▶ Problem requirements
Each line with the string "children" is to be copied from the records below.

Data about app and page elements:
= = = = = = =

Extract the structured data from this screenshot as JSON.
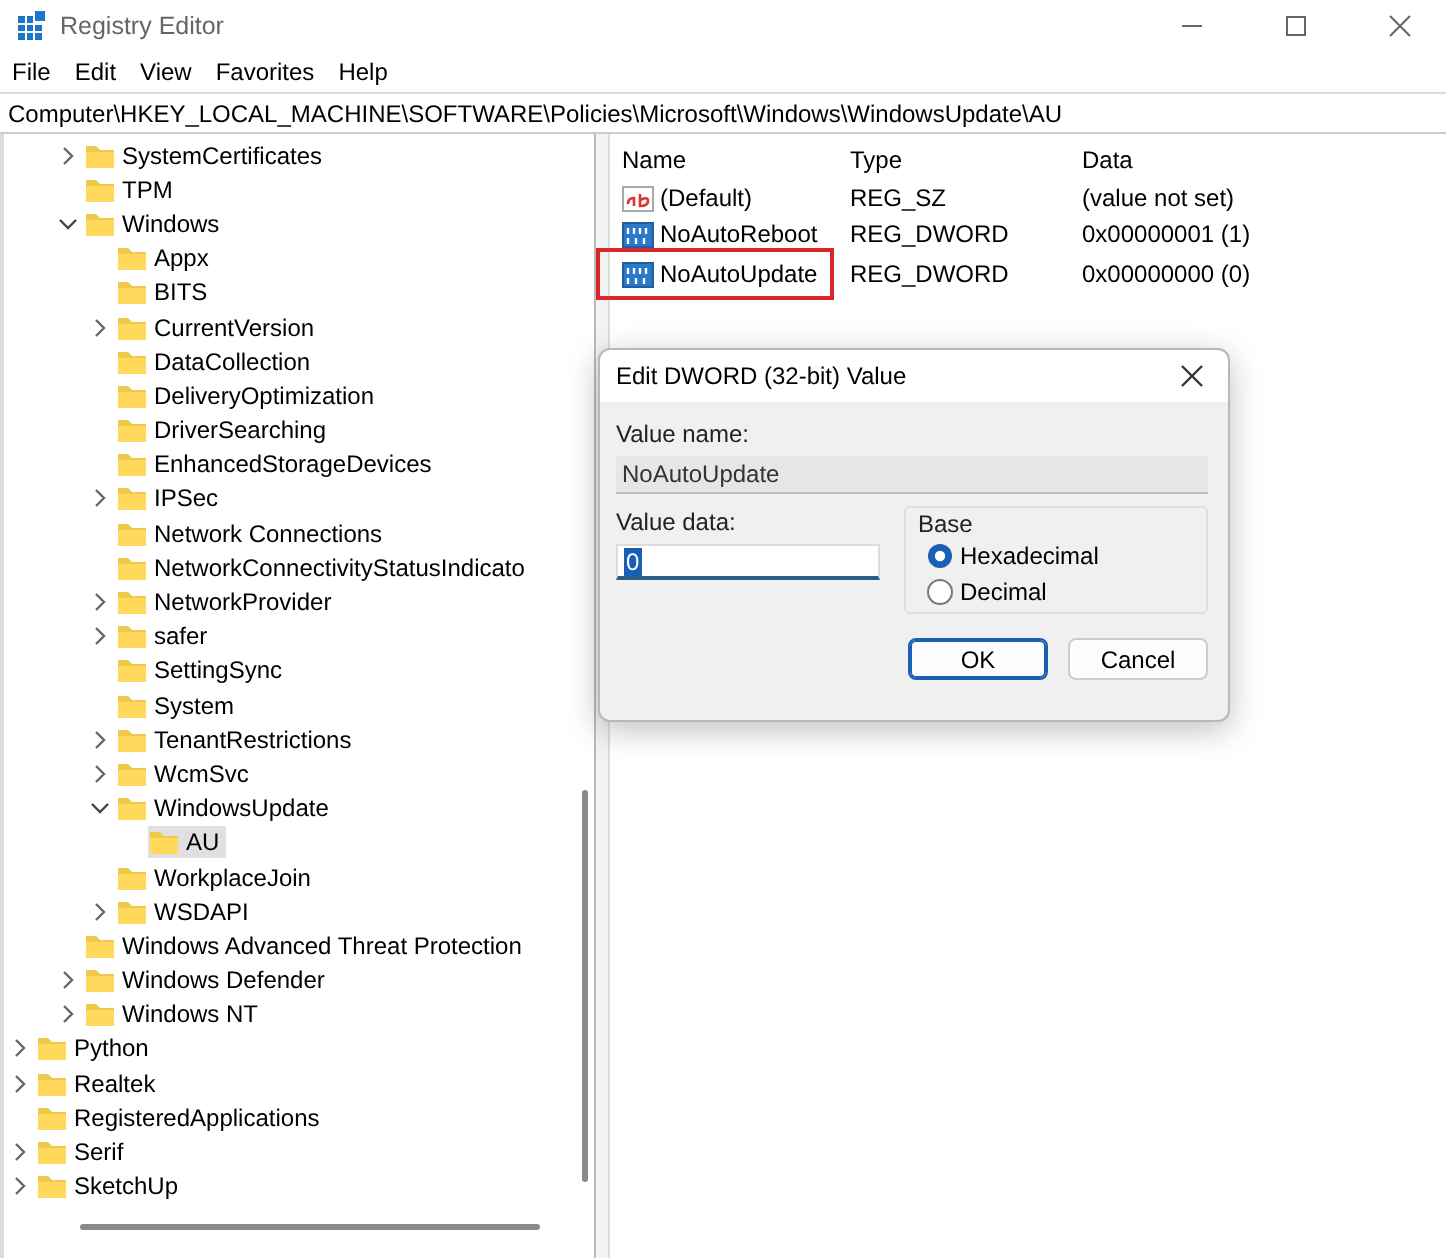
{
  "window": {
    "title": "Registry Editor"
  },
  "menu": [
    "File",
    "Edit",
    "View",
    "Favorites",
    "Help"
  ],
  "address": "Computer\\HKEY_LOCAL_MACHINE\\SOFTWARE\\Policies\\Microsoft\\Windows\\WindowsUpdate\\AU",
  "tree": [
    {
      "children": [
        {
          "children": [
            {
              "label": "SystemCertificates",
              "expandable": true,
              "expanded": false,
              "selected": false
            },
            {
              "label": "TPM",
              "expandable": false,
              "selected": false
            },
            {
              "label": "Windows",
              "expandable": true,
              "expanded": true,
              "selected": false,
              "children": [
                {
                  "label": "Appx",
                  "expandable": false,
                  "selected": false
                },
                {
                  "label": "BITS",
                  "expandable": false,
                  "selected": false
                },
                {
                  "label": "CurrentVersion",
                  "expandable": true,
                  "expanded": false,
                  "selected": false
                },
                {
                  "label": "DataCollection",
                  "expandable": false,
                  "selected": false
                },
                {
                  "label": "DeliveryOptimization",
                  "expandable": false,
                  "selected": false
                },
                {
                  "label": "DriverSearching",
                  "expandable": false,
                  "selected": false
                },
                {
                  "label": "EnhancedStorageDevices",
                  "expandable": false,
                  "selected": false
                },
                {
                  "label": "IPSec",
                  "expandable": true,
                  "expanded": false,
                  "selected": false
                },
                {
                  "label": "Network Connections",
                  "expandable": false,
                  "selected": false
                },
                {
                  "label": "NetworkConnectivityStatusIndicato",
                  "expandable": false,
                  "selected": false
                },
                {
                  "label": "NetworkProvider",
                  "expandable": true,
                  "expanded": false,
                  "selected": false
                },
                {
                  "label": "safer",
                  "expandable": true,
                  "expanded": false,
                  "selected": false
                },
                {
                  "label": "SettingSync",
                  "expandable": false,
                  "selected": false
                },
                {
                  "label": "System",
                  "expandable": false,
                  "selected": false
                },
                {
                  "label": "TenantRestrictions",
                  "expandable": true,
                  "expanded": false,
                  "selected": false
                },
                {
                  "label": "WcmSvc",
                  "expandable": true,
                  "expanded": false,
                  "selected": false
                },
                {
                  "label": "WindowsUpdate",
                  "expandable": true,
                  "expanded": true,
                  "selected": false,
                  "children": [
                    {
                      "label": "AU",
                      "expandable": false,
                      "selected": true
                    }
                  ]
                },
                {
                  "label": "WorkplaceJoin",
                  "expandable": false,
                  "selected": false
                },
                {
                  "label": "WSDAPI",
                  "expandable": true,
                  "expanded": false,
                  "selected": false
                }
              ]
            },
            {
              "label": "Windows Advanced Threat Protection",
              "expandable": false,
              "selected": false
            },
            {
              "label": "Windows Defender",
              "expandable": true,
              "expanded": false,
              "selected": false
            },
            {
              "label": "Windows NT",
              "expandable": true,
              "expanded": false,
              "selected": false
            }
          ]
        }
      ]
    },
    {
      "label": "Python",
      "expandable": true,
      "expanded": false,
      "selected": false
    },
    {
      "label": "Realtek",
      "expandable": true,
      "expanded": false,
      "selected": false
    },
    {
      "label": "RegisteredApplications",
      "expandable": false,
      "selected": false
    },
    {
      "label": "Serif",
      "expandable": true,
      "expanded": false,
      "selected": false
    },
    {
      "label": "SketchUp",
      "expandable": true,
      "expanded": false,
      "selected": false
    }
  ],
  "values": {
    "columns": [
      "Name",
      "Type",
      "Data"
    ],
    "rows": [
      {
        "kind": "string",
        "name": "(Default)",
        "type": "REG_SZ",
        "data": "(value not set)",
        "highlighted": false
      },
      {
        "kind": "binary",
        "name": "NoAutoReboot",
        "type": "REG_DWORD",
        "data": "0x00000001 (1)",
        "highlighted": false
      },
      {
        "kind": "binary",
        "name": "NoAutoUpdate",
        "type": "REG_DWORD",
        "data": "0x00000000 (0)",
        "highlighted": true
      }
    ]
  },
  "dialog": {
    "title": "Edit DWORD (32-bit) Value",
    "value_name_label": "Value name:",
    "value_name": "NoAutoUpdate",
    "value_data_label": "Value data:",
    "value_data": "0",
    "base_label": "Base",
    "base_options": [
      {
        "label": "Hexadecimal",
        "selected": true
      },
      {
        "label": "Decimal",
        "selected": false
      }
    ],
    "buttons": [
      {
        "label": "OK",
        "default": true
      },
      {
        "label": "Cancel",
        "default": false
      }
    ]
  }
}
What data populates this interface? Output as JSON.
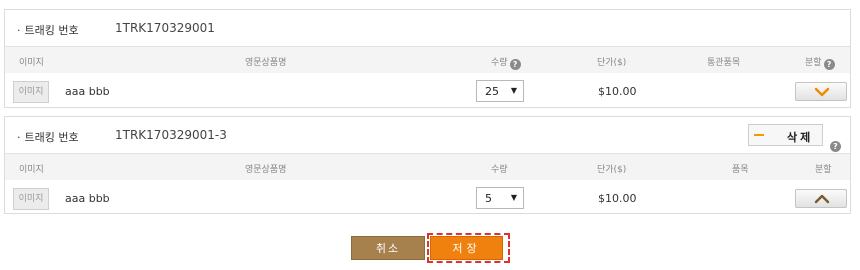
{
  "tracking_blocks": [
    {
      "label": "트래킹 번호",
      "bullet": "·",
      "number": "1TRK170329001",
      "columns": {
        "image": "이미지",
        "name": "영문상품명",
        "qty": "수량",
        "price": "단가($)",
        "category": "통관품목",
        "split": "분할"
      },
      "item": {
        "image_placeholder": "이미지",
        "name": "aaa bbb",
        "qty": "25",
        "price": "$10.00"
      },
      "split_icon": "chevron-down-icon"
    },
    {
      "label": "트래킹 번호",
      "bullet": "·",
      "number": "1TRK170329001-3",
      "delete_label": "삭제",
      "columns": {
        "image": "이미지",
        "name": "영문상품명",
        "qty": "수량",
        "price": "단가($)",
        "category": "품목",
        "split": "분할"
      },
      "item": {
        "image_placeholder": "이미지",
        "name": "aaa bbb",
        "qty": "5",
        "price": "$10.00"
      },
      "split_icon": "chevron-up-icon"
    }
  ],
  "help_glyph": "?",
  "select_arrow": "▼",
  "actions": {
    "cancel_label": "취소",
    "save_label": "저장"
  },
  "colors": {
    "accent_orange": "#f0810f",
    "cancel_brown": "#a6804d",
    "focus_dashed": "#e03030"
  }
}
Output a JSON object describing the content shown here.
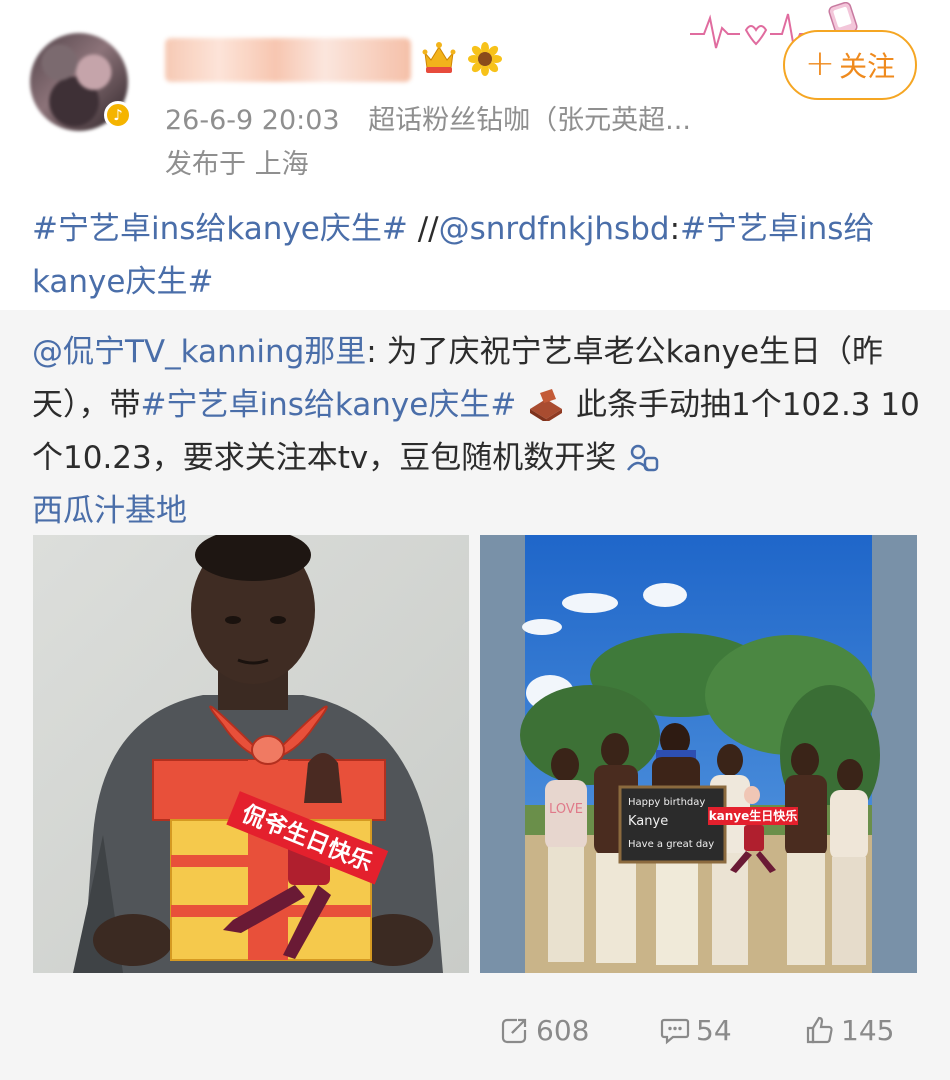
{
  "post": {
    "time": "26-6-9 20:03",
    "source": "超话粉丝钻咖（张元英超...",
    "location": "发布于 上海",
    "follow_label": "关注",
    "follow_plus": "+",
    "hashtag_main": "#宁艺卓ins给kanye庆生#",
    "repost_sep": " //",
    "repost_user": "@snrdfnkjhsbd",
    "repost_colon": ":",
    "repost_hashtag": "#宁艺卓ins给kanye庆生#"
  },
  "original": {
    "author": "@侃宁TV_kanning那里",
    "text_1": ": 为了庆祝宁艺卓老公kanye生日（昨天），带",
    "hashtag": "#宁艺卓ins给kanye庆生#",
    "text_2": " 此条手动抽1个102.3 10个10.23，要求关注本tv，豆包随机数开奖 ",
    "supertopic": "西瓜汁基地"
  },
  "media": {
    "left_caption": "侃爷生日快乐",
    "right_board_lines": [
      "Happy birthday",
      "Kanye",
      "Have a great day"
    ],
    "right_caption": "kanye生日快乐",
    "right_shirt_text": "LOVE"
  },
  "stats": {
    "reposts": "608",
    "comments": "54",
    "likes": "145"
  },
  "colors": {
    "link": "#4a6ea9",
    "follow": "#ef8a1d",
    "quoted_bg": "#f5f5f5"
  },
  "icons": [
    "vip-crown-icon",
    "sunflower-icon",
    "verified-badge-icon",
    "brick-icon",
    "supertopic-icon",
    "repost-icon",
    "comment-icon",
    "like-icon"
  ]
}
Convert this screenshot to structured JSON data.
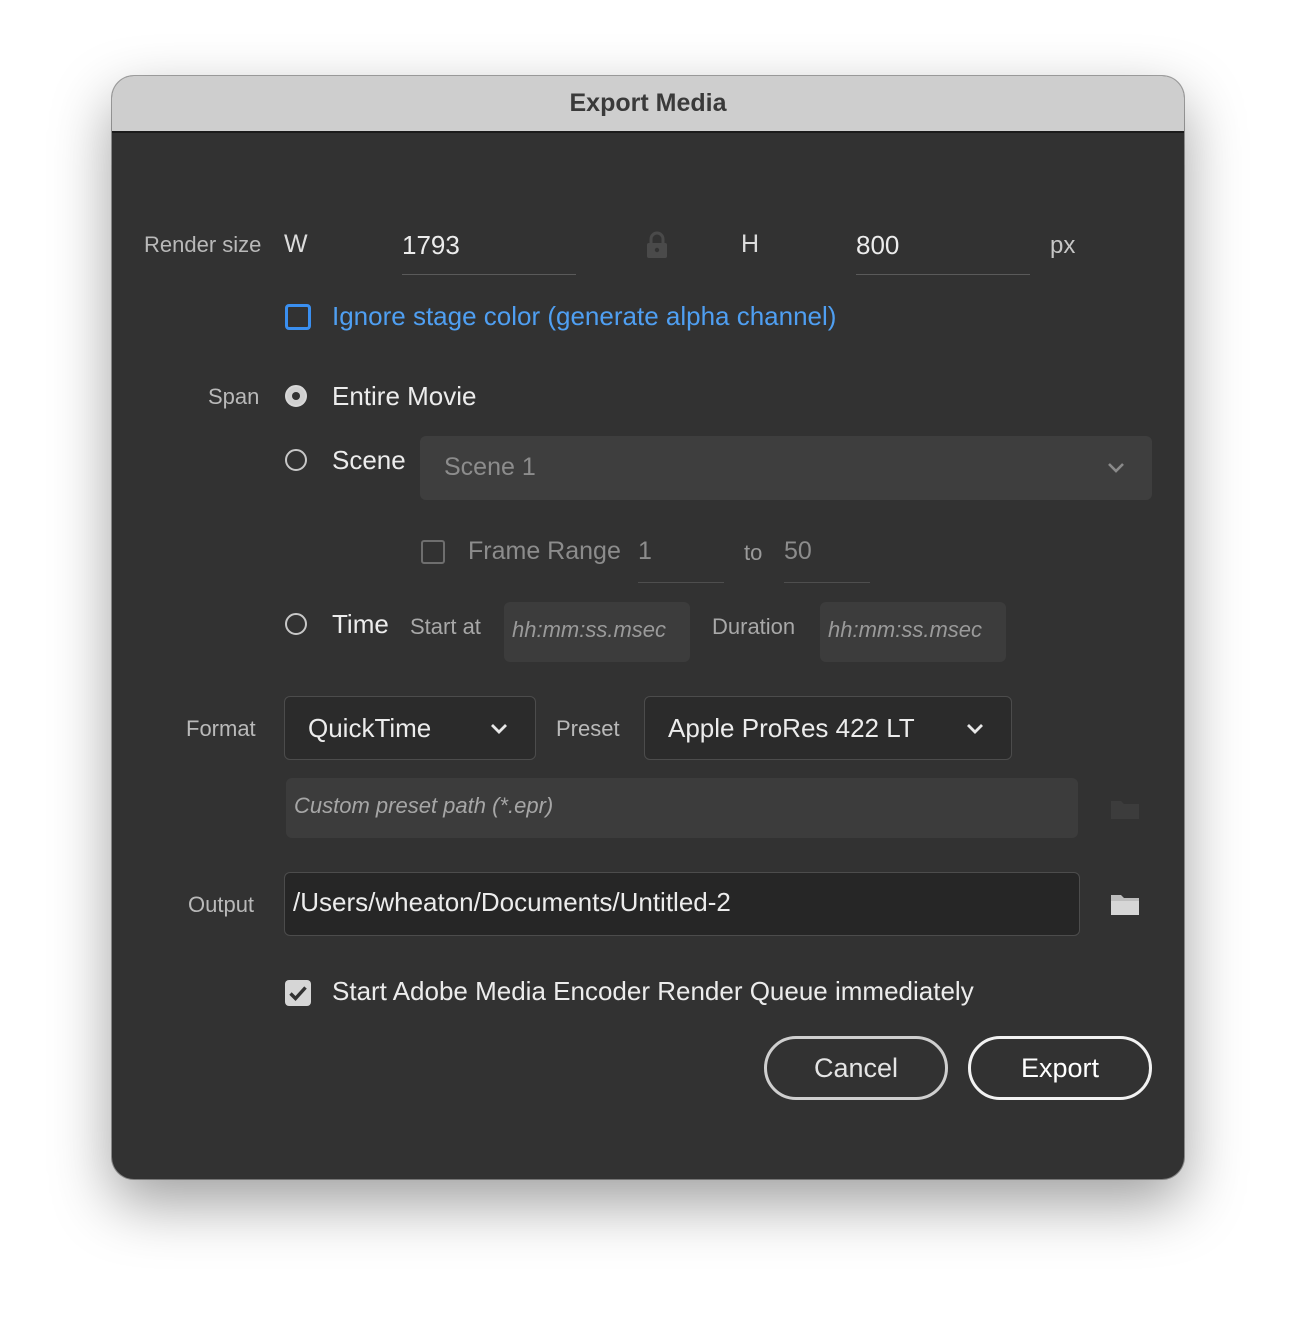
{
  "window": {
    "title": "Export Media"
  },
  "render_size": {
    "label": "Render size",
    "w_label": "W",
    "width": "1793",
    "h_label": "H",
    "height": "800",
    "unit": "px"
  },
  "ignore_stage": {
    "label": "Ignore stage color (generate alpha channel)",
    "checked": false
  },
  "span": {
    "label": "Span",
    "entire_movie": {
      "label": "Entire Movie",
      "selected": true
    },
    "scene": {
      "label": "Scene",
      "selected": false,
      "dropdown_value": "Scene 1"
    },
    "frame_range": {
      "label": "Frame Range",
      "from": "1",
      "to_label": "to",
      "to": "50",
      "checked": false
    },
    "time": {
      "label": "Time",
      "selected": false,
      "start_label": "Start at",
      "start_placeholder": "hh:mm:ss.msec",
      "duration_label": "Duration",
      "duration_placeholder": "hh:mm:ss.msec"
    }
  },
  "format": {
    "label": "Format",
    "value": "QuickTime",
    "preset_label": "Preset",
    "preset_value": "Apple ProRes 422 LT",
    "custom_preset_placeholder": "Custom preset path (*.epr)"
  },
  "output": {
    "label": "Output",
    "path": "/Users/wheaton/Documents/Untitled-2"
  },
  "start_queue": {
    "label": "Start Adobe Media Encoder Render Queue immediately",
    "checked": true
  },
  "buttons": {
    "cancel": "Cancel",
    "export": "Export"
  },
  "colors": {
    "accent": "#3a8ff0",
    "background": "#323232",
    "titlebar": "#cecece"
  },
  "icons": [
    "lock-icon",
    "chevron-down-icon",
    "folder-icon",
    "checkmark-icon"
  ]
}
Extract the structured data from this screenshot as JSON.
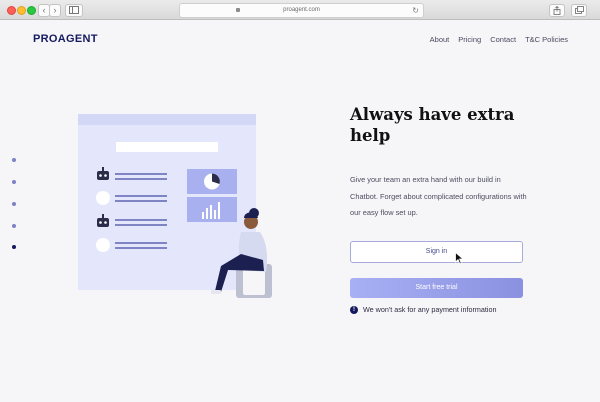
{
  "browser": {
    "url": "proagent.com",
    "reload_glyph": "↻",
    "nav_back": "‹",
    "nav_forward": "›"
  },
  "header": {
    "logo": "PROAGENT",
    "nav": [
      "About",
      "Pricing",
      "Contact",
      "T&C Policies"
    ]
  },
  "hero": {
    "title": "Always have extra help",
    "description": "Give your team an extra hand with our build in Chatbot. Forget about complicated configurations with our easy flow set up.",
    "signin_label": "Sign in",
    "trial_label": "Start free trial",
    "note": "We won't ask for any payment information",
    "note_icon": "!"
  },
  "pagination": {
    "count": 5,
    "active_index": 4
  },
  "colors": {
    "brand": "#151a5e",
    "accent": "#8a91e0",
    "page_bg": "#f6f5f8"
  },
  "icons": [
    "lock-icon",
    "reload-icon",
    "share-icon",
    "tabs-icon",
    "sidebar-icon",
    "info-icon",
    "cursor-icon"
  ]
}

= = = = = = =

▶ Your response
      "children": [
          "children": [
              "children": [
                  "children": [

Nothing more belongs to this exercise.